As with the 2017 probation order, the newest one is in English. At the time she signed the 2017 letter, Nguyen said she didn’t fully understand what she was signing, and that she wished she had had a lawyer present. She said department personnel did not offer her a copy of the letter in Vietnamese, nor did they offer to provide her with a translator. The letter itself asks the signatory if they want translation services provided, but it does so in English.
In her email, Anthony said the department will “provide translated documents upon request,” but would not say if the translation services were verbally offered. She only said that the request is “part of the inspector checklist, and are always available.”
Similarly, Nguyen said, the inspectors who have shown up periodically over the last two years have always conducted their inspections in English, and never offered to provide a translator – which, according to Anthony, they should have done and should be doing.
“Yes, inspectors offer translation services prior to inspections,” Anthony said in an email.
When asked when the inspectors are supposed to offer a translator, Anthony repeated, “Again, the translator request is part of the inspector checklist and is always available.” She did not clarify if a person is verbally notified that they may request translation services.
The inspectors also presented Nguyen with findings in English.
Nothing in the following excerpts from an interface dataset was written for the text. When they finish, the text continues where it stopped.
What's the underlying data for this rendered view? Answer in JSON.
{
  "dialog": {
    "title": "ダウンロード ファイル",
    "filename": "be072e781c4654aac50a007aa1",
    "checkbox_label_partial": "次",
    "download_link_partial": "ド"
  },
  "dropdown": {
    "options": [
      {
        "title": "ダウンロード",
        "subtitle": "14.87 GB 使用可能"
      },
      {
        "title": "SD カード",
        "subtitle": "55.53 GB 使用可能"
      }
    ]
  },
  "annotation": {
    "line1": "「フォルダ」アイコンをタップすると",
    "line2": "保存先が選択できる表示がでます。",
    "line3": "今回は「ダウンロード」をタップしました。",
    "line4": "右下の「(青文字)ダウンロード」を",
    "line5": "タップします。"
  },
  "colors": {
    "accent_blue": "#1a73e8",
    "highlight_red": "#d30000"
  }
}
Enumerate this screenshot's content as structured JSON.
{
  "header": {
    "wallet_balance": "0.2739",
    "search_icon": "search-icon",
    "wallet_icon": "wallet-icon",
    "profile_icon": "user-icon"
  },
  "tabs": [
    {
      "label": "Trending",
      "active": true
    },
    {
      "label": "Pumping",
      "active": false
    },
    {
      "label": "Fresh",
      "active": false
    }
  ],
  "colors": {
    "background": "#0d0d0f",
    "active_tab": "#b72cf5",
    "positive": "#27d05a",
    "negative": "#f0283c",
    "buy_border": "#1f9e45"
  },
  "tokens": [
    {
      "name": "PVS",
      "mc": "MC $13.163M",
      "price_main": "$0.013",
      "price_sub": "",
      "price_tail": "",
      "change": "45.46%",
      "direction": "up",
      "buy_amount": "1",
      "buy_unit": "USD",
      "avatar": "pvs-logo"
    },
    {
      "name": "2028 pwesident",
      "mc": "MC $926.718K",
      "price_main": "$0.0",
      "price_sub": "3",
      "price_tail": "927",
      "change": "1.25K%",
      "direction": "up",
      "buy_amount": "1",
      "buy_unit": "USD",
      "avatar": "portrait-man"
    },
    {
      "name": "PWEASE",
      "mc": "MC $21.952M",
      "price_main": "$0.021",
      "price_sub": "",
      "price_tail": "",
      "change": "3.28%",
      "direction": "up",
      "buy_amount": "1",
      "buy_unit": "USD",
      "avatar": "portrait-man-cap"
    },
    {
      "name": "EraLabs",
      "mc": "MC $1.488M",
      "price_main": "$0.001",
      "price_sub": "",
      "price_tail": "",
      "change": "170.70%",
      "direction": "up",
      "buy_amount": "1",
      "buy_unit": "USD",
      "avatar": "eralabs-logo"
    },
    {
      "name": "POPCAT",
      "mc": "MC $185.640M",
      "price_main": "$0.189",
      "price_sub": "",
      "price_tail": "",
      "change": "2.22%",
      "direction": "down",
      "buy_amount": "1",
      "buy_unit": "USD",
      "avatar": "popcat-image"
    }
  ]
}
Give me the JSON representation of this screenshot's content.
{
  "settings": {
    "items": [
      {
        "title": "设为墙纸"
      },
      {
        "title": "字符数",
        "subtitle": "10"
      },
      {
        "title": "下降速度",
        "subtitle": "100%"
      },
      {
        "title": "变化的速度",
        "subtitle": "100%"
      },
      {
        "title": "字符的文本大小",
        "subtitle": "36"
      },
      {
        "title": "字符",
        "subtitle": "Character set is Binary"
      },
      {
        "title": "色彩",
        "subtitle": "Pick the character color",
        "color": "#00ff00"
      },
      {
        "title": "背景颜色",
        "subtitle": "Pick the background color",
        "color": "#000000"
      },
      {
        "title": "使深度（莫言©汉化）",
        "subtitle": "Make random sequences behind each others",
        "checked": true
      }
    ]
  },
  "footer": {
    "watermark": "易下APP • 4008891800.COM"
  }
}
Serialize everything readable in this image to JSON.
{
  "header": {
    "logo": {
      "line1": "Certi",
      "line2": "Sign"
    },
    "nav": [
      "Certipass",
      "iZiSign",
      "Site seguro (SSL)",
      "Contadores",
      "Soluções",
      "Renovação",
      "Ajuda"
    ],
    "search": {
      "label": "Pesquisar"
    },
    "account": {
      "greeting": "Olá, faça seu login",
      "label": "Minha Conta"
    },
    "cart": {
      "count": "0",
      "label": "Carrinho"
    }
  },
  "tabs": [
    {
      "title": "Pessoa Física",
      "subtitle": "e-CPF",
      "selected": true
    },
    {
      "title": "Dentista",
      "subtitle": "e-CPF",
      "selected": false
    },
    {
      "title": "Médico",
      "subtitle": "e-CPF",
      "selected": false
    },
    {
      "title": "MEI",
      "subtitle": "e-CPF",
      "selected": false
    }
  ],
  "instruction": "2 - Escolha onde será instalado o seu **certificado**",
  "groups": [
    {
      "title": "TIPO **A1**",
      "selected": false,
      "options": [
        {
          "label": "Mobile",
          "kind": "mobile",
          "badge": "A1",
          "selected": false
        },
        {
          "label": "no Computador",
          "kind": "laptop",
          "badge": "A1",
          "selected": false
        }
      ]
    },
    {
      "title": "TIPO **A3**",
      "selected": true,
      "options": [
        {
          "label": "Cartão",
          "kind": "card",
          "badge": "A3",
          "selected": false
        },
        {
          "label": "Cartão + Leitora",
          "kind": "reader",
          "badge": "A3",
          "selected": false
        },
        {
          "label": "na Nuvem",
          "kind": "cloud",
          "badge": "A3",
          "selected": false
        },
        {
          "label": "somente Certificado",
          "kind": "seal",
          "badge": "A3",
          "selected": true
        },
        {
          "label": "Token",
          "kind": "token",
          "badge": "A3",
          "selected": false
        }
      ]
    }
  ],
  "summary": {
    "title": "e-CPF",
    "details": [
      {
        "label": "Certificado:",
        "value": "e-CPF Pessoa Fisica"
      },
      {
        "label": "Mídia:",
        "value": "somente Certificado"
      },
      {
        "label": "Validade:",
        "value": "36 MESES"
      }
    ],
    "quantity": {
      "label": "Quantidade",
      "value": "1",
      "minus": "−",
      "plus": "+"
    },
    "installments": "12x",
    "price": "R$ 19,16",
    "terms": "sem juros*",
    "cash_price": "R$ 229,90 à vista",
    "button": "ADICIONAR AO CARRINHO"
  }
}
She said the department did not offer to provide her with a copy of the findings in Vietnamese. Anthony said a translated copy is available upon request.
Nguyen said she feels targeted for being an immigrant competing with more expensive American beauty schools, and also feels harassed by the DOL for on-paper violations that, in practice, were not actual problems. She is worried, she said, not only about the future of her business, but also about her students, a majority of whom do not speak English.
“If they go to American schools, they cannot pass the tests,” Nguyen said.
On May 31, Nguyen received a letter stating that she would have to appear in court in Tacoma in August. The letter, written in English, came without any other explanation. She had to call her lawyer, Douglas Brown of Abelson Herron Halpern LLP, for clarification about what it meant. If she does not settle with the DOL, they will take her to court, she said, per her lawyer. The letter wasn’t a certainty, just a possibility. But to Nguyen, because the letter was unclear on that point, it felt like intimidation—a threat.
Brown declined to comment on the record.
Anthony said the department cannot discuss the case, because it’s still an open case. However, she said that the inspections are designed to help Nguyen. Nguyen disagrees. She said she doesn’t feel supported or helped, just needlessly scrutinized in a way that makes it difficult for her business and her students to thrive.
“[The DOL] are doing it totally wrong. This is harmful to my business. … They say, ‘This is helping the business.’ No way,” Nguyen said. “Every time they come to my business, it’s always ‘We’re gonna help your business.’ I don’t think so. They cause us trouble, and we cannot focus on business.”
Nguyen has not signed the newest letter, and is still in the process of negotiation.
Carolyn can be reached at firstname.lastname@example.org.